**Supplied records:**
++++++++++++++++++++

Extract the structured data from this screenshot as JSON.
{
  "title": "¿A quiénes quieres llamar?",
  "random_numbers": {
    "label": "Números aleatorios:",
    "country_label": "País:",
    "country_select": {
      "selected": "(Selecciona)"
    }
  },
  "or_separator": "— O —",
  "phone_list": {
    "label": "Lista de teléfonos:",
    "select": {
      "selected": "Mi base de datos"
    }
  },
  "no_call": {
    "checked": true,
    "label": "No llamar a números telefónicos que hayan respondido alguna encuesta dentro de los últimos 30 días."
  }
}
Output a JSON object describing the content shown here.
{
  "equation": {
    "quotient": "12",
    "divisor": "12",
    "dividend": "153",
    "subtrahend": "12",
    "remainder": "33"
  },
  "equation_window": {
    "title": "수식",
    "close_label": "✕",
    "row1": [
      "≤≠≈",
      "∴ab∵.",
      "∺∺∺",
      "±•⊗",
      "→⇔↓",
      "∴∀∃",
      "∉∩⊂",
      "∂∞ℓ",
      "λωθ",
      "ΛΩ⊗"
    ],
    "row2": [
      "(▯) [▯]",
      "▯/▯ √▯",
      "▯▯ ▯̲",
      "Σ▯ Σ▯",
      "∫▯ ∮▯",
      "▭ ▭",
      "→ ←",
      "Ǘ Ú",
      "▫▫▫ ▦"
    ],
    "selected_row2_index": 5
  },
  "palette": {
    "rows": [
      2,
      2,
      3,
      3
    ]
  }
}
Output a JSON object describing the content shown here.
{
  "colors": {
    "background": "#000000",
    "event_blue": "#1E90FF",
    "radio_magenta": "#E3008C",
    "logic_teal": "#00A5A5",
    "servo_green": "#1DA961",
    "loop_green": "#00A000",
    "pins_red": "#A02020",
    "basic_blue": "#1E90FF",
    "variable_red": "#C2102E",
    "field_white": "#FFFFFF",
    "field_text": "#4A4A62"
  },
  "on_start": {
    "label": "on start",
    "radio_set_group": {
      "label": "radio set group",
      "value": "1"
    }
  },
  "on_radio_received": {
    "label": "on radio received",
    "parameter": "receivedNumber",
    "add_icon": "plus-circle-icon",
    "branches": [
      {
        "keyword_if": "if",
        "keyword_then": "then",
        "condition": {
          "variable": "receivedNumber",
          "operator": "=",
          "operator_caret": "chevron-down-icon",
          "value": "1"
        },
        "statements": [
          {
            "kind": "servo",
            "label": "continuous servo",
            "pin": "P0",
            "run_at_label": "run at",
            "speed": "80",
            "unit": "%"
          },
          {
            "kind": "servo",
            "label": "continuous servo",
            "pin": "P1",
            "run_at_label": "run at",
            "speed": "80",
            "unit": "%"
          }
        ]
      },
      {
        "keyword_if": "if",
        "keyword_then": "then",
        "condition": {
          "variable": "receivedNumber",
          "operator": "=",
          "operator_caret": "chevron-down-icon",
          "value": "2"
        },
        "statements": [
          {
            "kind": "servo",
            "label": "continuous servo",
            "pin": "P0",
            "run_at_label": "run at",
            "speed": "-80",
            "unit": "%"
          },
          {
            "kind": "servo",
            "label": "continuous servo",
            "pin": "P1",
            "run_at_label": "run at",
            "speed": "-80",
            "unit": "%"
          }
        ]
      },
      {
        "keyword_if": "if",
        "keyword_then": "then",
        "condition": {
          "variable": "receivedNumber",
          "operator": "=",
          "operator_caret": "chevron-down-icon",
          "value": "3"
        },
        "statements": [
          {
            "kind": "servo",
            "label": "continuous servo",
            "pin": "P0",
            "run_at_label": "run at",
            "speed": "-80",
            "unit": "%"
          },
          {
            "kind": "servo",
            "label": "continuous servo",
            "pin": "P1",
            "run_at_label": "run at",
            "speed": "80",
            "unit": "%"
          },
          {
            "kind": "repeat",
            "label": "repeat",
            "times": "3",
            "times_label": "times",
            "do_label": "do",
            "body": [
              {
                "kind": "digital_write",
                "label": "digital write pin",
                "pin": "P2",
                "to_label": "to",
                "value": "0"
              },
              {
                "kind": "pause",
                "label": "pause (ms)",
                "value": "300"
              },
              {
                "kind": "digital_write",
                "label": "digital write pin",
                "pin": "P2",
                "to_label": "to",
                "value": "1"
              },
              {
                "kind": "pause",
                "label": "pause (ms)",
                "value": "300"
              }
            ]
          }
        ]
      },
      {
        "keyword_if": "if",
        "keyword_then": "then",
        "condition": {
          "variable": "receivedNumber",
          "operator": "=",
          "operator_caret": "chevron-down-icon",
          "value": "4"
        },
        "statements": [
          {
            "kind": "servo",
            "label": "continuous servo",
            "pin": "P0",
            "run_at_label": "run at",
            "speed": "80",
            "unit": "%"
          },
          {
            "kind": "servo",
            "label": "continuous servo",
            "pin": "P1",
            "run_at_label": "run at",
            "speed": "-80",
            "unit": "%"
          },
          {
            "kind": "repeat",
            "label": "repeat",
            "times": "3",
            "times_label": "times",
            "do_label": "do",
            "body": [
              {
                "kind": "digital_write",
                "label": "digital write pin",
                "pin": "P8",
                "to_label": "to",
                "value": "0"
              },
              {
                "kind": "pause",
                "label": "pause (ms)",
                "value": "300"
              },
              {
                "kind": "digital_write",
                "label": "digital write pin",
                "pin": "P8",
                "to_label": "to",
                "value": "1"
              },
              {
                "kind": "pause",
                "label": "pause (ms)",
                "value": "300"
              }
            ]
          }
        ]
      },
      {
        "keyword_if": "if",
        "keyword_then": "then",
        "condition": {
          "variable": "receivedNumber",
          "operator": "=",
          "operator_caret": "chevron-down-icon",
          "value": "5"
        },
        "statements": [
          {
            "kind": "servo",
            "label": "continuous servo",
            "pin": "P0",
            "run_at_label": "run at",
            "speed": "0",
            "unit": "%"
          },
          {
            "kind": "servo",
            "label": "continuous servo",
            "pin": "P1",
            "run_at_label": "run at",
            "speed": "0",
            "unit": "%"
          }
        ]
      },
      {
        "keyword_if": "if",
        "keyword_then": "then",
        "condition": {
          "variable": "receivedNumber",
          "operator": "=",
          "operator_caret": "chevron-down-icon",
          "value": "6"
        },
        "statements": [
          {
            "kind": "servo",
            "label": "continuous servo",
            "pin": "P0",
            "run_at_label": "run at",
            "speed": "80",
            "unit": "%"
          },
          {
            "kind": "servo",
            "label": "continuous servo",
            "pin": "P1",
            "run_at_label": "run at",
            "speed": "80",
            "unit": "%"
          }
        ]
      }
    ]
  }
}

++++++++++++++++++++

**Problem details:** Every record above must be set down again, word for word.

**Output for this exercise:**
Extract the structured data from this screenshot as JSON.
{
  "title": "¿A quiénes quieres llamar?",
  "random_numbers": {
    "label": "Números aleatorios:",
    "country_label": "País:",
    "country_select": {
      "selected": "(Selecciona)"
    }
  },
  "or_separator": "— O —",
  "phone_list": {
    "label": "Lista de teléfonos:",
    "select": {
      "selected": "Mi base de datos"
    }
  },
  "no_call": {
    "checked": true,
    "label": "No llamar a números telefónicos que hayan respondido alguna encuesta dentro de los últimos 30 días."
  }
}
Output a JSON object describing the content shown here.
{
  "equation": {
    "quotient": "12",
    "divisor": "12",
    "dividend": "153",
    "subtrahend": "12",
    "remainder": "33"
  },
  "equation_window": {
    "title": "수식",
    "close_label": "✕",
    "row1": [
      "≤≠≈",
      "∴ab∵.",
      "∺∺∺",
      "±•⊗",
      "→⇔↓",
      "∴∀∃",
      "∉∩⊂",
      "∂∞ℓ",
      "λωθ",
      "ΛΩ⊗"
    ],
    "row2": [
      "(▯) [▯]",
      "▯/▯ √▯",
      "▯▯ ▯̲",
      "Σ▯ Σ▯",
      "∫▯ ∮▯",
      "▭ ▭",
      "→ ←",
      "Ǘ Ú",
      "▫▫▫ ▦"
    ],
    "selected_row2_index": 5
  },
  "palette": {
    "rows": [
      2,
      2,
      3,
      3
    ]
  }
}
Output a JSON object describing the content shown here.
{
  "colors": {
    "background": "#000000",
    "event_blue": "#1E90FF",
    "radio_magenta": "#E3008C",
    "logic_teal": "#00A5A5",
    "servo_green": "#1DA961",
    "loop_green": "#00A000",
    "pins_red": "#A02020",
    "basic_blue": "#1E90FF",
    "variable_red": "#C2102E",
    "field_white": "#FFFFFF",
    "field_text": "#4A4A62"
  },
  "on_start": {
    "label": "on start",
    "radio_set_group": {
      "label": "radio set group",
      "value": "1"
    }
  },
  "on_radio_received": {
    "label": "on radio received",
    "parameter": "receivedNumber",
    "add_icon": "plus-circle-icon",
    "branches": [
      {
        "keyword_if": "if",
        "keyword_then": "then",
        "condition": {
          "variable": "receivedNumber",
          "operator": "=",
          "operator_caret": "chevron-down-icon",
          "value": "1"
        },
        "statements": [
          {
            "kind": "servo",
            "label": "continuous servo",
            "pin": "P0",
            "run_at_label": "run at",
            "speed": "80",
            "unit": "%"
          },
          {
            "kind": "servo",
            "label": "continuous servo",
            "pin": "P1",
            "run_at_label": "run at",
            "speed": "80",
            "unit": "%"
          }
        ]
      },
      {
        "keyword_if": "if",
        "keyword_then": "then",
        "condition": {
          "variable": "receivedNumber",
          "operator": "=",
          "operator_caret": "chevron-down-icon",
          "value": "2"
        },
        "statements": [
          {
            "kind": "servo",
            "label": "continuous servo",
            "pin": "P0",
            "run_at_label": "run at",
            "speed": "-80",
            "unit": "%"
          },
          {
            "kind": "servo",
            "label": "continuous servo",
            "pin": "P1",
            "run_at_label": "run at",
            "speed": "-80",
            "unit": "%"
          }
        ]
      },
      {
        "keyword_if": "if",
        "keyword_then": "then",
        "condition": {
          "variable": "receivedNumber",
          "operator": "=",
          "operator_caret": "chevron-down-icon",
          "value": "3"
        },
        "statements": [
          {
            "kind": "servo",
            "label": "continuous servo",
            "pin": "P0",
            "run_at_label": "run at",
            "speed": "-80",
            "unit": "%"
          },
          {
            "kind": "servo",
            "label": "continuous servo",
            "pin": "P1",
            "run_at_label": "run at",
            "speed": "80",
            "unit": "%"
          },
          {
            "kind": "repeat",
            "label": "repeat",
            "times": "3",
            "times_label": "times",
            "do_label": "do",
            "body": [
              {
                "kind": "digital_write",
                "label": "digital write pin",
                "pin": "P2",
                "to_label": "to",
                "value": "0"
              },
              {
                "kind": "pause",
                "label": "pause (ms)",
                "value": "300"
              },
              {
                "kind": "digital_write",
                "label": "digital write pin",
                "pin": "P2",
                "to_label": "to",
                "value": "1"
              },
              {
                "kind": "pause",
                "label": "pause (ms)",
                "value": "300"
              }
            ]
          }
        ]
      },
      {
        "keyword_if": "if",
        "keyword_then": "then",
        "condition": {
          "variable": "receivedNumber",
          "operator": "=",
          "operator_caret": "chevron-down-icon",
          "value": "4"
        },
        "statements": [
          {
            "kind": "servo",
            "label": "continuous servo",
            "pin": "P0",
            "run_at_label": "run at",
            "speed": "80",
            "unit": "%"
          },
          {
            "kind": "servo",
            "label": "continuous servo",
            "pin": "P1",
            "run_at_label": "run at",
            "speed": "-80",
            "unit": "%"
          },
          {
            "kind": "repeat",
            "label": "repeat",
            "times": "3",
            "times_label": "times",
            "do_label": "do",
            "body": [
              {
                "kind": "digital_write",
                "label": "digital write pin",
                "pin": "P8",
                "to_label": "to",
                "value": "0"
              },
              {
                "kind": "pause",
                "label": "pause (ms)",
                "value": "300"
              },
              {
                "kind": "digital_write",
                "label": "digital write pin",
                "pin": "P8",
                "to_label": "to",
                "value": "1"
              },
              {
                "kind": "pause",
                "label": "pause (ms)",
                "value": "300"
              }
            ]
          }
        ]
      },
      {
        "keyword_if": "if",
        "keyword_then": "then",
        "condition": {
          "variable": "receivedNumber",
          "operator": "=",
          "operator_caret": "chevron-down-icon",
          "value": "5"
        },
        "statements": [
          {
            "kind": "servo",
            "label": "continuous servo",
            "pin": "P0",
            "run_at_label": "run at",
            "speed": "0",
            "unit": "%"
          },
          {
            "kind": "servo",
            "label": "continuous servo",
            "pin": "P1",
            "run_at_label": "run at",
            "speed": "0",
            "unit": "%"
          }
        ]
      },
      {
        "keyword_if": "if",
        "keyword_then": "then",
        "condition": {
          "variable": "receivedNumber",
          "operator": "=",
          "operator_caret": "chevron-down-icon",
          "value": "6"
        },
        "statements": [
          {
            "kind": "servo",
            "label": "continuous servo",
            "pin": "P0",
            "run_at_label": "run at",
            "speed": "80",
            "unit": "%"
          },
          {
            "kind": "servo",
            "label": "continuous servo",
            "pin": "P1",
            "run_at_label": "run at",
            "speed": "80",
            "unit": "%"
          }
        ]
      }
    ]
  }
}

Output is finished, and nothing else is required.